Black Walnut (Juglans nigra) - plot 79

281 seedlings were planted on the Borthwick ridge in 1978, as a monoculture plantation on flat sandy plowed farm land, on a grid with 3 m spacing. The original plan was to remove alternate rows at 10 years, and alternate columns at 15. The CRF project was cancelled in 1979, so none of this was done.

By spring 1999, 208 trees survived, of mean DBH 170 mm. The Crown Competition Factor (USDA Forest Service) was 2.6, very high. (1.0 is considered optimal for timber production, 0.5 or less for optimal nut production.) 10 had dead or badly broken tops, 10 were growing very weakly, 30 had other serious structural problems. All are excessively slender for their height. A patch of ground at the rear (Q5) seems to be toxic to trees - none survived in it and most of those surviving around it had obvious growth problems. A dozen trees were removed for a well (F2) in the early 90's. The mean crown height of the successful interior trees was about 10 m. Nut production has been low, and the nuts are almost entirely infertile. This is consistent with other CRF plantations where the source of stock is known - the CRF director had the notion that solely the "best" tree in a population must be the sole source of seed, so most plantations suffer from inbreeding.

The plantation restoration was planned to take place over 2000-2010 with about 10% thinning each year. This will enable the remaining trees to strengthen their trunks and roots sufficiently to withstand exposure to wind. For 2000, only the worst damaged and very weakly growing trees were removed. Some forked trees had the weakest fork removed to see how they recover. There were no nuts in 2001, so thinning was based solely upon crown competition.

There was a small crop of nuts in 2002. The best was 50 nuts per tree. In almost all cases, nut production was proportional to the light received by the canopy of the tree. Crown competition and nut production factors agreed for every tree removed fall 2002.

The trees did not respond as hoped to the vacant canopy left by the 2000-2 thinnings. The trees put on DBH, but their crown coverage did not increase significantly, so no thinning was done in 2003. By 2004, with 4 years of growth data in hand, the ten slowest-growing trees were removed, those with less than 1/3 the average growth rate of 7.1 mm/yr.

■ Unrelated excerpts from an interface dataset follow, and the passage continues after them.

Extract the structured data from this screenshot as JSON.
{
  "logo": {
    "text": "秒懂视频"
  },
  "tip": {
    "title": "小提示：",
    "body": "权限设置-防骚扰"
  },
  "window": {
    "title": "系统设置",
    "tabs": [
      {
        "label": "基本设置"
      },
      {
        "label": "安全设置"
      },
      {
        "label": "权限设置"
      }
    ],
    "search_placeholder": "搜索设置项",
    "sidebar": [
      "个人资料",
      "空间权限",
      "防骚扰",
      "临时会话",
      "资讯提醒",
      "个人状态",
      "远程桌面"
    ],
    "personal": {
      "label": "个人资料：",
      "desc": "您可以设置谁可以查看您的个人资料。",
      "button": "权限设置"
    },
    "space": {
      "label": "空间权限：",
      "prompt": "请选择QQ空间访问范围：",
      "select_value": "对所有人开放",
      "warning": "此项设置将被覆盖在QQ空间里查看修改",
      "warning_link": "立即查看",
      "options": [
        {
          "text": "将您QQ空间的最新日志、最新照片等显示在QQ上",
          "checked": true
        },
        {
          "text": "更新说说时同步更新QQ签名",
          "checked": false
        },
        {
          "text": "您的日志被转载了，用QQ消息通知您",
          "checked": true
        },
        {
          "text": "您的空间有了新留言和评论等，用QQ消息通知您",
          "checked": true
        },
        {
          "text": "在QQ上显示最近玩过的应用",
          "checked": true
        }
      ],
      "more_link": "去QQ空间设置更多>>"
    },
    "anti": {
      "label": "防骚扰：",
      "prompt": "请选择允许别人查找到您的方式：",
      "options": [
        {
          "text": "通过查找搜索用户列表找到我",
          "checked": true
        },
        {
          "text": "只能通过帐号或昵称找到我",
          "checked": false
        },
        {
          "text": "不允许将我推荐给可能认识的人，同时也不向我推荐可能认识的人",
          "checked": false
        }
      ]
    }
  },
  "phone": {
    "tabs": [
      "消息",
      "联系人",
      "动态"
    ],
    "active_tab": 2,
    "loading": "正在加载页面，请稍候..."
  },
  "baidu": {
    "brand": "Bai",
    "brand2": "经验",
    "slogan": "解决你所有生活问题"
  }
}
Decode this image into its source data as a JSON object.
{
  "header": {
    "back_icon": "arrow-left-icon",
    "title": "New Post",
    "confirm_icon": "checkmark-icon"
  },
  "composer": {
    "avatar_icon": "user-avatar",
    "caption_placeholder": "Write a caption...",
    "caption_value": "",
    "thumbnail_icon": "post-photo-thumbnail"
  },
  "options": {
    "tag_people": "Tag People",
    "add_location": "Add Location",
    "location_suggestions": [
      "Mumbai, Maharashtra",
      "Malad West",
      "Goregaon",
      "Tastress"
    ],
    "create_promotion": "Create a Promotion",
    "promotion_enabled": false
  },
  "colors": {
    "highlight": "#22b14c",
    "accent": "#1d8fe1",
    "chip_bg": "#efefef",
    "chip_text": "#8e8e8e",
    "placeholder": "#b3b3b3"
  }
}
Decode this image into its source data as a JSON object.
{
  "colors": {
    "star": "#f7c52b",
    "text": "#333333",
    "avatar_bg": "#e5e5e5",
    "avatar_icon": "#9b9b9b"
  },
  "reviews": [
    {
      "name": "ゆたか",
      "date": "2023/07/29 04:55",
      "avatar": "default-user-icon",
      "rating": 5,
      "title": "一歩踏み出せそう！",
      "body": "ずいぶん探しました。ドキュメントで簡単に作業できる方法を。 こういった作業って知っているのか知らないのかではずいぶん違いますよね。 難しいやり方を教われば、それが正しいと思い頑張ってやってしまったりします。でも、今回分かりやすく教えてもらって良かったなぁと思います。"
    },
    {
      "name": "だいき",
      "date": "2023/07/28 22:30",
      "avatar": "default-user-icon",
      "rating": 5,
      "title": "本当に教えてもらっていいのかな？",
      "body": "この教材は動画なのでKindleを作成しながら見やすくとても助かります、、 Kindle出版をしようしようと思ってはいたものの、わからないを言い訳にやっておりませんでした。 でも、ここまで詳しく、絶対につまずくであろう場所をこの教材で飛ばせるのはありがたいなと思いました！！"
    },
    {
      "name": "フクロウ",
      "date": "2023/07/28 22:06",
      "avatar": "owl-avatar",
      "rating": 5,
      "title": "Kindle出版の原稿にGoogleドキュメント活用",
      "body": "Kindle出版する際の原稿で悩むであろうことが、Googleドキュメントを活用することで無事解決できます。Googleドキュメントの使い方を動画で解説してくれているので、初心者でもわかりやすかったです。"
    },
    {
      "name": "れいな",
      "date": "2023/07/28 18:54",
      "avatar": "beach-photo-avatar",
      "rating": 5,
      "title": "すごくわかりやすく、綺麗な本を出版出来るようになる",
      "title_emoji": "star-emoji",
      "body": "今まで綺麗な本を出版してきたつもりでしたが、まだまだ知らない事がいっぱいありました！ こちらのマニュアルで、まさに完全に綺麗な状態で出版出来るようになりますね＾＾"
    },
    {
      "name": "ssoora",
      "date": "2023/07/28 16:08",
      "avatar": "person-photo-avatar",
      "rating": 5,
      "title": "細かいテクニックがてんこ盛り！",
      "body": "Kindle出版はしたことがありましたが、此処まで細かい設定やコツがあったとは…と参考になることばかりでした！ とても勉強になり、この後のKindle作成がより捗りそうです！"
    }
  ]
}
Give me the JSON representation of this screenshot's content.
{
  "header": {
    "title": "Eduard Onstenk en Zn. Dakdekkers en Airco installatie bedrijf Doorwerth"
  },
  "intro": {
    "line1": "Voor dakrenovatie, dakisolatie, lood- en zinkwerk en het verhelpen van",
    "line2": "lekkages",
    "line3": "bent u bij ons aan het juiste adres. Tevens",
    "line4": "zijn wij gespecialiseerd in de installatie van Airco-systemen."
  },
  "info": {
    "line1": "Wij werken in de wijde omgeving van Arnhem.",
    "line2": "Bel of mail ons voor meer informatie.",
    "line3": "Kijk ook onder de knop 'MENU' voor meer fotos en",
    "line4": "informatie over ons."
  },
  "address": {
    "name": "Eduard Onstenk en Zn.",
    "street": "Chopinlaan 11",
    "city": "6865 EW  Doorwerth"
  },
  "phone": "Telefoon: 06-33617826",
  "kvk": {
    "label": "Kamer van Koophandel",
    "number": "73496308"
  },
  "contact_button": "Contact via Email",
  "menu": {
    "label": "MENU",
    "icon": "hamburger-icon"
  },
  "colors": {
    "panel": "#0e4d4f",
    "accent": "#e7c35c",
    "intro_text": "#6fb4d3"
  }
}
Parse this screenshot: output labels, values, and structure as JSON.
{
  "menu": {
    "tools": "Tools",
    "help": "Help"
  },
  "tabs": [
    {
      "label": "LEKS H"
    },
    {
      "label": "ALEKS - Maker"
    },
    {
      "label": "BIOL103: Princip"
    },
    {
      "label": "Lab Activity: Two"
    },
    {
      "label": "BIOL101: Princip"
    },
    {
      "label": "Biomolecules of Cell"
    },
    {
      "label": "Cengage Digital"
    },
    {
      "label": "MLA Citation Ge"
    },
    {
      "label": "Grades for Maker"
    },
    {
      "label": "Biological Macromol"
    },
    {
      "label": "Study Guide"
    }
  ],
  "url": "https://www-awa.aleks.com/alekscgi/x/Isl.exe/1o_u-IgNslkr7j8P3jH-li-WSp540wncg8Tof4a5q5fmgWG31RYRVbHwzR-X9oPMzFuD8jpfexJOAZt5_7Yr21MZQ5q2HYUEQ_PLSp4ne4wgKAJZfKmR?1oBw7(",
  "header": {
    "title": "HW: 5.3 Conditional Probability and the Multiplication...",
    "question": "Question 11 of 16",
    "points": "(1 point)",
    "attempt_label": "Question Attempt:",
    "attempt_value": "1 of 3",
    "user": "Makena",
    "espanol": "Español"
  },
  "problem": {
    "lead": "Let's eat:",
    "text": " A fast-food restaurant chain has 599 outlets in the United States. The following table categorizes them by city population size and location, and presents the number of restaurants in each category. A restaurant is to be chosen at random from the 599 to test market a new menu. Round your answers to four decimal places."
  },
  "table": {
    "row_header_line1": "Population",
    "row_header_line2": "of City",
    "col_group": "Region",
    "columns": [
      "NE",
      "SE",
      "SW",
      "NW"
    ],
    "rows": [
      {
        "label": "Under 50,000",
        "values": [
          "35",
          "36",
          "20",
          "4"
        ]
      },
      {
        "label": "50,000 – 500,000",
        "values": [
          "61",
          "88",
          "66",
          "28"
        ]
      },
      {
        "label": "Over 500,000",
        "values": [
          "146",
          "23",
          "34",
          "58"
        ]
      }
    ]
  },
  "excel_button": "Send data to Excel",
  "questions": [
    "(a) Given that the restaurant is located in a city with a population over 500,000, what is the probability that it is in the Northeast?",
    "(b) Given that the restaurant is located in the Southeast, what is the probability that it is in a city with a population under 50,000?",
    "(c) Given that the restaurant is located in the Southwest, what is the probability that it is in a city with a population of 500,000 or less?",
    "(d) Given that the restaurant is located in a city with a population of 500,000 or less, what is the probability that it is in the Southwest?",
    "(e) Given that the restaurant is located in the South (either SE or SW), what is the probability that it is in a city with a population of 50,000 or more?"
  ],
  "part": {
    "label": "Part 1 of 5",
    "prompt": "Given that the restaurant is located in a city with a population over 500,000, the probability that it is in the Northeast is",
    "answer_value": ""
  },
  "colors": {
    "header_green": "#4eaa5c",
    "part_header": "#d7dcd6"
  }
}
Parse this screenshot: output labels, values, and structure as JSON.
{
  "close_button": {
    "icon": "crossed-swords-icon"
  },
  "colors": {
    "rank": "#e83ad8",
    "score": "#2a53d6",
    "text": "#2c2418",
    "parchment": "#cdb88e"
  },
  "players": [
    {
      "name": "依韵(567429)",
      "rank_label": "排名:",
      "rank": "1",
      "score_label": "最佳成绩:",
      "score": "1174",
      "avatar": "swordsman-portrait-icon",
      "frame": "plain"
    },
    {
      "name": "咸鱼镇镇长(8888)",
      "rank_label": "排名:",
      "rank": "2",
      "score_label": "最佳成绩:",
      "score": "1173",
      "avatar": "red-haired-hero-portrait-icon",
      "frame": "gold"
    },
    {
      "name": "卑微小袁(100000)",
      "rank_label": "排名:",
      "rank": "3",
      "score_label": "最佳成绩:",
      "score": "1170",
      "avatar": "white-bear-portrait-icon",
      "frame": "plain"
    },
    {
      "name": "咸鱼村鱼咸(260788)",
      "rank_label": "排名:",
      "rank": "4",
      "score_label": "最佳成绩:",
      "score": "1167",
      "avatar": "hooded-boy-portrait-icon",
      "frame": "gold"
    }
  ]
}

John Sankey

Presentation of a mug made from a tree culled from the grove to Moe Anderson, who helped to plant the grove in 1978.

A map of the plantation in 2004. The brightest green indicates the largest DBH (355 mm), the darkest green the smallest (116 mm). Black symbols show the trees removed during thinning: circle 2000, square 2001, point-up triangle 2002, point-down triangle 2004. I thank Mike Rosen, the Ottawa-Carleton Stewardship Council coordinator, and his forestry students for help in making the measurements in 2000.
A comparison of growth 2000:2004 compared with that since planting. Red shows a decrease in growth with time, green an increase, black is neutral. The increase in crown competition with time has caused growth to slow for most trees, from an average of 8.5 mm/yr over 1978-2002 to 7.1 over 2000-2004. The increase in growth rate north of the toxic area is suspected to be due to the leaching into groundwater, or decomposition, of the as-yet unidentified toxin.